Web page and app entries:
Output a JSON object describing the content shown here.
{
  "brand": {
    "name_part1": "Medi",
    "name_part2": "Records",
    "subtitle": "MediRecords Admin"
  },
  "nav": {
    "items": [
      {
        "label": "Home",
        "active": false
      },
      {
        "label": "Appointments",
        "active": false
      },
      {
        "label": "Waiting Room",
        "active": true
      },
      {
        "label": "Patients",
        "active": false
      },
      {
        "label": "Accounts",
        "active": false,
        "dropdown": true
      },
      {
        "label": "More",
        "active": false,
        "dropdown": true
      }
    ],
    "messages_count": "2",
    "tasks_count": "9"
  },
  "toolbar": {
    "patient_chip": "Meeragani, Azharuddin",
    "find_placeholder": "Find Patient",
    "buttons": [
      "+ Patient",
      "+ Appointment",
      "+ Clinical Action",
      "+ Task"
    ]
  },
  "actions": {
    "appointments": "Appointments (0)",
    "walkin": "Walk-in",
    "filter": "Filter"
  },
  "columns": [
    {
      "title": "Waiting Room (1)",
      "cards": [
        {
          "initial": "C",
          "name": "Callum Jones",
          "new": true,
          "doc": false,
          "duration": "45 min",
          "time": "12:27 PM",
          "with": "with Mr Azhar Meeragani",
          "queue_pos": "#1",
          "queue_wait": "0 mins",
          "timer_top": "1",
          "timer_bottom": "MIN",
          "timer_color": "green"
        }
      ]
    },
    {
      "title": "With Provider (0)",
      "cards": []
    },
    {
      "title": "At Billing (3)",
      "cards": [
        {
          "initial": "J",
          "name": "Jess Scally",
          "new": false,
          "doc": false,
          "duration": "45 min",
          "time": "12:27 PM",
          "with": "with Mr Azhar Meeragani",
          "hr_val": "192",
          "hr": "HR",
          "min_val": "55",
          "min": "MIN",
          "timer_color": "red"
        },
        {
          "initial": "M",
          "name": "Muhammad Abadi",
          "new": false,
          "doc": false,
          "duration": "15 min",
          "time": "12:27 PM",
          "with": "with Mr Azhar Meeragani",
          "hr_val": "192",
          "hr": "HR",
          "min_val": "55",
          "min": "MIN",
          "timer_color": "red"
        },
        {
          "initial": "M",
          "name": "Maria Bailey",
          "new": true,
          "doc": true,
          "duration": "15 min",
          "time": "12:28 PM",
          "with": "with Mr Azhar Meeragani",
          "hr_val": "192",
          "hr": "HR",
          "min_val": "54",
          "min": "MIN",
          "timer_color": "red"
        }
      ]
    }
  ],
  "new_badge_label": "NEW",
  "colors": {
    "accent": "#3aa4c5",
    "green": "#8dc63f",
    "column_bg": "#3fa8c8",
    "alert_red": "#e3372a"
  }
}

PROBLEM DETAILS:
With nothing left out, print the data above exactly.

SOLUTION:
Output a JSON object describing the content shown here.
{
  "brand": {
    "name_part1": "Medi",
    "name_part2": "Records",
    "subtitle": "MediRecords Admin"
  },
  "nav": {
    "items": [
      {
        "label": "Home",
        "active": false
      },
      {
        "label": "Appointments",
        "active": false
      },
      {
        "label": "Waiting Room",
        "active": true
      },
      {
        "label": "Patients",
        "active": false
      },
      {
        "label": "Accounts",
        "active": false,
        "dropdown": true
      },
      {
        "label": "More",
        "active": false,
        "dropdown": true
      }
    ],
    "messages_count": "2",
    "tasks_count": "9"
  },
  "toolbar": {
    "patient_chip": "Meeragani, Azharuddin",
    "find_placeholder": "Find Patient",
    "buttons": [
      "+ Patient",
      "+ Appointment",
      "+ Clinical Action",
      "+ Task"
    ]
  },
  "actions": {
    "appointments": "Appointments (0)",
    "walkin": "Walk-in",
    "filter": "Filter"
  },
  "columns": [
    {
      "title": "Waiting Room (1)",
      "cards": [
        {
          "initial": "C",
          "name": "Callum Jones",
          "new": true,
          "doc": false,
          "duration": "45 min",
          "time": "12:27 PM",
          "with": "with Mr Azhar Meeragani",
          "queue_pos": "#1",
          "queue_wait": "0 mins",
          "timer_top": "1",
          "timer_bottom": "MIN",
          "timer_color": "green"
        }
      ]
    },
    {
      "title": "With Provider (0)",
      "cards": []
    },
    {
      "title": "At Billing (3)",
      "cards": [
        {
          "initial": "J",
          "name": "Jess Scally",
          "new": false,
          "doc": false,
          "duration": "45 min",
          "time": "12:27 PM",
          "with": "with Mr Azhar Meeragani",
          "hr_val": "192",
          "hr": "HR",
          "min_val": "55",
          "min": "MIN",
          "timer_color": "red"
        },
        {
          "initial": "M",
          "name": "Muhammad Abadi",
          "new": false,
          "doc": false,
          "duration": "15 min",
          "time": "12:27 PM",
          "with": "with Mr Azhar Meeragani",
          "hr_val": "192",
          "hr": "HR",
          "min_val": "55",
          "min": "MIN",
          "timer_color": "red"
        },
        {
          "initial": "M",
          "name": "Maria Bailey",
          "new": true,
          "doc": true,
          "duration": "15 min",
          "time": "12:28 PM",
          "with": "with Mr Azhar Meeragani",
          "hr_val": "192",
          "hr": "HR",
          "min_val": "54",
          "min": "MIN",
          "timer_color": "red"
        }
      ]
    }
  ],
  "new_badge_label": "NEW",
  "colors": {
    "accent": "#3aa4c5",
    "green": "#8dc63f",
    "column_bg": "#3fa8c8",
    "alert_red": "#e3372a"
  }
}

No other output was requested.